WASHINGTON — The Biden administration on Wednesday outlined plans to expand offshore wind development across almost all U.S. coasts, raising the prospect that turbines could be installed from the Carolinas to California.

“We have big goals to achieve a clean energy economy,” Interior Secretary Deb Haaland said during a speech at American Clean Power’s Offshore WINDPOWER Conference in Boston on Wednesday. Haaland called the administration’s plan a road map to show “exactly where we’re headed and how we plan to achieve a clean energy future by 2030.”

The government will consider selling development rights in waters along the Carolinas, California, Oregon and New York, as well as the central Atlantic and the gulfs of Maine and Mexico, potentially leaving just the U.S. Arctic coast untouched by turbines. All told, the Interior Department envisions as many as seven offshore wind lease sales by 2025.

Most of the wind leasing plans described Wednesday have previously been proposed or telegraphed, including an effort to get the first-ever wind farms floating off the California coast. But with her remarks, Haaland offered the clearest vision yet of what a new surge in offshore wind development could look like.

Two small wind farms operate in waters off the U.S. East Coast today, but the country is still trying to catch up with China, Germany, the U.K. and other countries in generating power from the strong, steady gusts at sea.

The administration’s offshore wind plans could create “tens of thousands of highly skilled jobs, revitalize coastal communities and deliver vast amounts of reliable clean energy,” American Clean Power Association Chief Executive Heather Zichal said in a statement.

The plans could also help satisfy President Joe Biden’s goal of deploying 30 gigawatts of offshore wind energy by the end of the decade.

Interior’s Bureau of Ocean Energy Management is already scrutinizing plans for nine offshore wind projects in leased areas along the East Coast, with pending proposals representing as much as 19 gigawatts of potential renewable power. And the agency is working to identify new areas of the U.S. outer continental shelf for leasing — a move that responds to the clamor by renewable developers for more territory as well as their desire for a predictable outline of what tracts could become available.

“We are working to facilitate a pipeline of projects that will establish confidence for the offshore wind industry,” Bureau Director Amanda Lefton said in a statement. “At the same time, we want to reduce potential conflicts as much as we can.”

The issue is critical. Some environmentalists and fishing interests have raised concerns with the administration’s plans and the pace of offshore wind development. And successful litigation over project approvals could chill investment plans. The Responsible Offshore Development Alliance has already challenged the Biden administration’s approval of the $2.8 billion Vineyard Wind LLC project, the first major commercial-scale wind farm to be permitted in federal waters.

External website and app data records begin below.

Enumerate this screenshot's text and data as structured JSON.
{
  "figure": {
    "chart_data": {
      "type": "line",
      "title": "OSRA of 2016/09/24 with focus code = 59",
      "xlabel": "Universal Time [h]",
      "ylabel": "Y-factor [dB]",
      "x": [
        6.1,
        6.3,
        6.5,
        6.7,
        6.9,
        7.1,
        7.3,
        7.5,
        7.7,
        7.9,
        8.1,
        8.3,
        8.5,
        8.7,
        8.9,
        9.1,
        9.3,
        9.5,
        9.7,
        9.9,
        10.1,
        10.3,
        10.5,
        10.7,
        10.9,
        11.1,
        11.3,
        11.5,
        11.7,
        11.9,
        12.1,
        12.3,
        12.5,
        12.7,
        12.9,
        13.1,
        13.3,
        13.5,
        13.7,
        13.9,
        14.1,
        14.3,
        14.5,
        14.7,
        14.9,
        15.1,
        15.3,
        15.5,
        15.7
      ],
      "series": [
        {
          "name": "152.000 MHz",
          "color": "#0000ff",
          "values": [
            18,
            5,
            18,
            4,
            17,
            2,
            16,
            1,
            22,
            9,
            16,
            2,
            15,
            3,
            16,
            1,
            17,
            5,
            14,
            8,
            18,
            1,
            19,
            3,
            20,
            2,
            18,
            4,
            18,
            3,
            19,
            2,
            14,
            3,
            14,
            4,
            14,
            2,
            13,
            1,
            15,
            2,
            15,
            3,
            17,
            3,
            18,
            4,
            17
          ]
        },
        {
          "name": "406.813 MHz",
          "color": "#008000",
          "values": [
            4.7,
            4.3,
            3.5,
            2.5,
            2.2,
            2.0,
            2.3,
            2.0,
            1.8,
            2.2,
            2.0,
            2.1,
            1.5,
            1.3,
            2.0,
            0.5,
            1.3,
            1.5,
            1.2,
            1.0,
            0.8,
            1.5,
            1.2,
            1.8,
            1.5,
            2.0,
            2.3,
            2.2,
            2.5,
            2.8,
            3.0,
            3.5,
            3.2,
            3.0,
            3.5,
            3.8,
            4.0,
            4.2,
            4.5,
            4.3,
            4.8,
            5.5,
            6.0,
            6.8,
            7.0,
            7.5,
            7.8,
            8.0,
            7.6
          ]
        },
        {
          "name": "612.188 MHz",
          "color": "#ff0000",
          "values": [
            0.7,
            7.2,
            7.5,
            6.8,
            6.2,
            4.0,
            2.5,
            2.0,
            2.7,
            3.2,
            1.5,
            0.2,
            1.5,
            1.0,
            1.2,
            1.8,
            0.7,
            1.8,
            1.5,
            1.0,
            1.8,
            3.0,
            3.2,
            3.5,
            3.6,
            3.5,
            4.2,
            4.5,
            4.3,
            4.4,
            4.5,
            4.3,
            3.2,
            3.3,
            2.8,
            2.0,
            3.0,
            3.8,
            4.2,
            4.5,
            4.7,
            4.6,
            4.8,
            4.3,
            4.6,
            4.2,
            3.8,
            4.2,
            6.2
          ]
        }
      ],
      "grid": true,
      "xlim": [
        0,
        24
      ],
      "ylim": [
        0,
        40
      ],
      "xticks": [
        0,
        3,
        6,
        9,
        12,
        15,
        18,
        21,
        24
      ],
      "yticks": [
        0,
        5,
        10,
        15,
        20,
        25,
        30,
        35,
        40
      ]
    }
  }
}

National Ocean Industries Association President Erik Milito said the additional clarity will aid developers. “Providing a reliable and predictable road map of offshore wind opportunities will help boost critical investments into the supply chain, ports and workers,” he said by email.

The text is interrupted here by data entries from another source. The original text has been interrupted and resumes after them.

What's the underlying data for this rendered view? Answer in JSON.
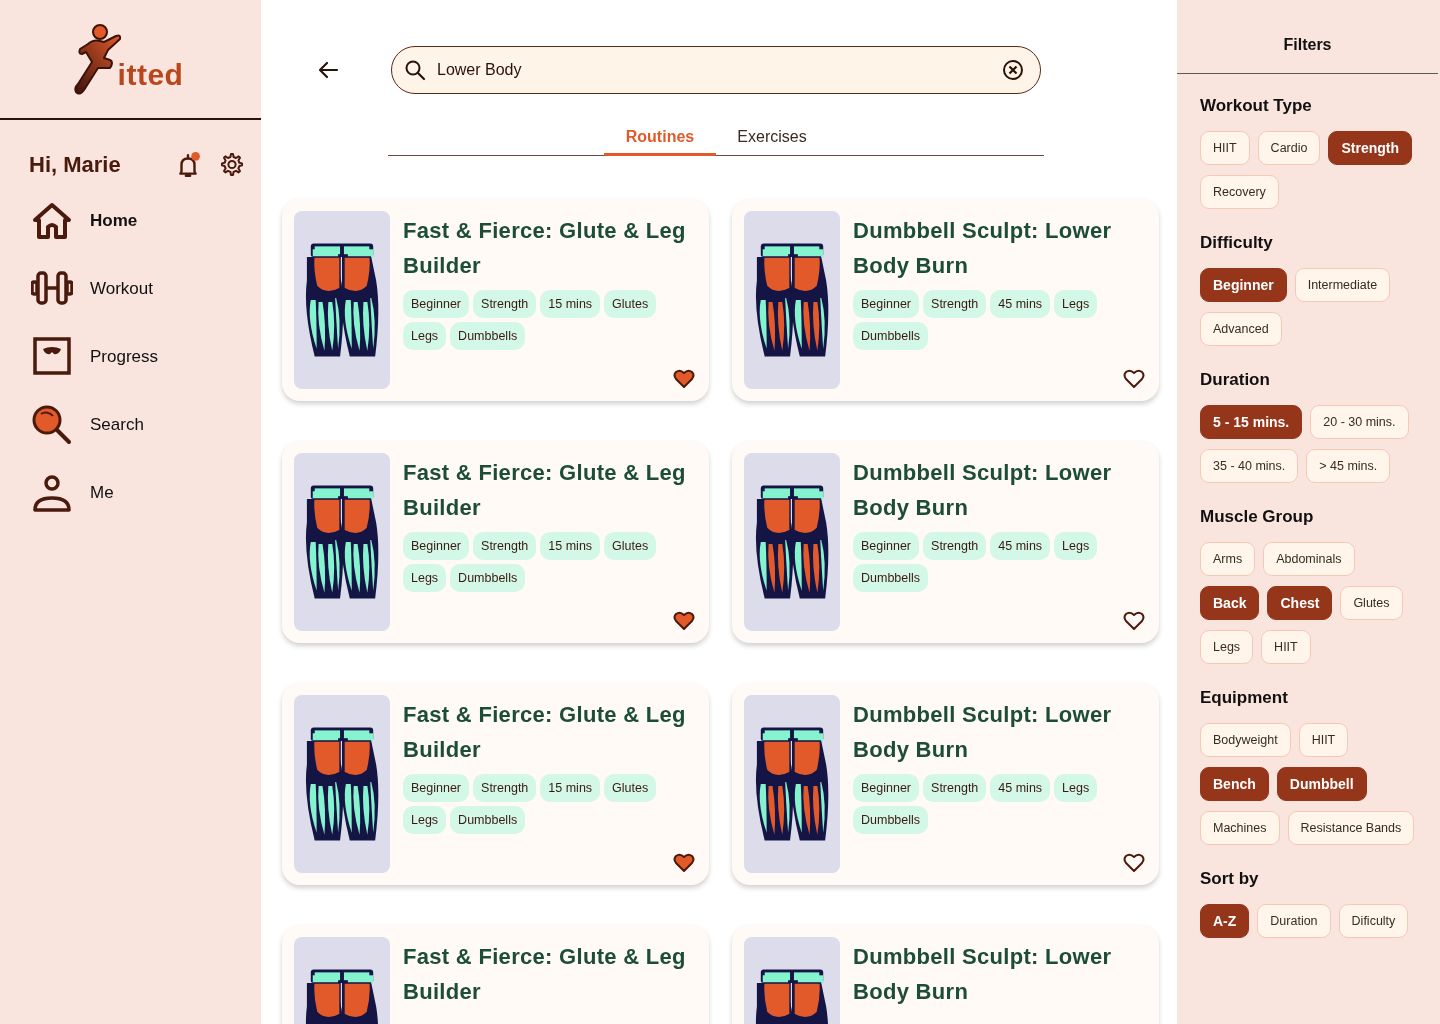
{
  "sidebar": {
    "logo_text": "itted",
    "greeting": "Hi, Marie",
    "has_notification": true,
    "items": [
      {
        "label": "Home",
        "selected": true
      },
      {
        "label": "Workout",
        "selected": false
      },
      {
        "label": "Progress",
        "selected": false
      },
      {
        "label": "Search",
        "selected": false
      },
      {
        "label": "Me",
        "selected": false
      }
    ]
  },
  "search": {
    "value": "Lower Body"
  },
  "tabs": [
    {
      "label": "Routines",
      "selected": true
    },
    {
      "label": "Exercises",
      "selected": false
    }
  ],
  "cards": [
    {
      "title": "Fast & Fierce: Glute & Leg Builder",
      "kind": "glutes",
      "favorite": true,
      "tags": [
        "Beginner",
        "Strength",
        "15 mins",
        "Glutes",
        "Legs",
        "Dumbbells"
      ]
    },
    {
      "title": "Dumbbell Sculpt: Lower Body Burn",
      "kind": "hamstrings",
      "favorite": false,
      "tags": [
        "Beginner",
        "Strength",
        "45 mins",
        "Legs",
        "Dumbbells"
      ]
    },
    {
      "title": "Fast & Fierce: Glute & Leg Builder",
      "kind": "glutes",
      "favorite": true,
      "tags": [
        "Beginner",
        "Strength",
        "15 mins",
        "Glutes",
        "Legs",
        "Dumbbells"
      ]
    },
    {
      "title": "Dumbbell Sculpt: Lower Body Burn",
      "kind": "hamstrings",
      "favorite": false,
      "tags": [
        "Beginner",
        "Strength",
        "45 mins",
        "Legs",
        "Dumbbells"
      ]
    },
    {
      "title": "Fast & Fierce: Glute & Leg Builder",
      "kind": "glutes",
      "favorite": true,
      "tags": [
        "Beginner",
        "Strength",
        "15 mins",
        "Glutes",
        "Legs",
        "Dumbbells"
      ]
    },
    {
      "title": "Dumbbell Sculpt: Lower Body Burn",
      "kind": "hamstrings",
      "favorite": false,
      "tags": [
        "Beginner",
        "Strength",
        "45 mins",
        "Legs",
        "Dumbbells"
      ]
    },
    {
      "title": "Fast & Fierce: Glute & Leg Builder",
      "kind": "glutes"
    },
    {
      "title": "Dumbbell Sculpt: Lower Body Burn",
      "kind": "hamstrings"
    }
  ],
  "filters": {
    "title": "Filters",
    "sections": [
      {
        "title": "Workout Type",
        "options": [
          {
            "label": "HIIT",
            "selected": false
          },
          {
            "label": "Cardio",
            "selected": false
          },
          {
            "label": "Strength",
            "selected": true
          },
          {
            "label": "Recovery",
            "selected": false
          }
        ]
      },
      {
        "title": "Difficulty",
        "options": [
          {
            "label": "Beginner",
            "selected": true
          },
          {
            "label": "Intermediate",
            "selected": false
          },
          {
            "label": "Advanced",
            "selected": false
          }
        ]
      },
      {
        "title": "Duration",
        "options": [
          {
            "label": "5 - 15 mins.",
            "selected": true
          },
          {
            "label": "20 - 30 mins.",
            "selected": false
          },
          {
            "label": "35 - 40 mins.",
            "selected": false
          },
          {
            "label": "> 45 mins.",
            "selected": false
          }
        ]
      },
      {
        "title": "Muscle Group",
        "options": [
          {
            "label": "Arms",
            "selected": false
          },
          {
            "label": "Abdominals",
            "selected": false
          },
          {
            "label": "Back",
            "selected": true
          },
          {
            "label": "Chest",
            "selected": true
          },
          {
            "label": "Glutes",
            "selected": false
          },
          {
            "label": "Legs",
            "selected": false
          },
          {
            "label": "HIIT",
            "selected": false
          }
        ]
      },
      {
        "title": "Equipment",
        "options": [
          {
            "label": "Bodyweight",
            "selected": false
          },
          {
            "label": "HIIT",
            "selected": false
          },
          {
            "label": "Bench",
            "selected": true
          },
          {
            "label": "Dumbbell",
            "selected": true
          },
          {
            "label": "Machines",
            "selected": false
          },
          {
            "label": "Resistance Bands",
            "selected": false
          }
        ]
      },
      {
        "title": "Sort by",
        "options": [
          {
            "label": "A-Z",
            "selected": true
          },
          {
            "label": "Duration",
            "selected": false
          },
          {
            "label": "Dificulty",
            "selected": false
          }
        ]
      }
    ]
  }
}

The Interior Department separately said it is weighing new restrictions and reporting requirements on wind developers, including changes that could encourage the use of organized labor and American-made materials. The ocean energy bureau already proposed requiring lease holders to make every reasonable effort to enter into project labor agreements covering projects in a shallow stretch of the Atlantic Ocean between New York’s Long Island and New Jersey.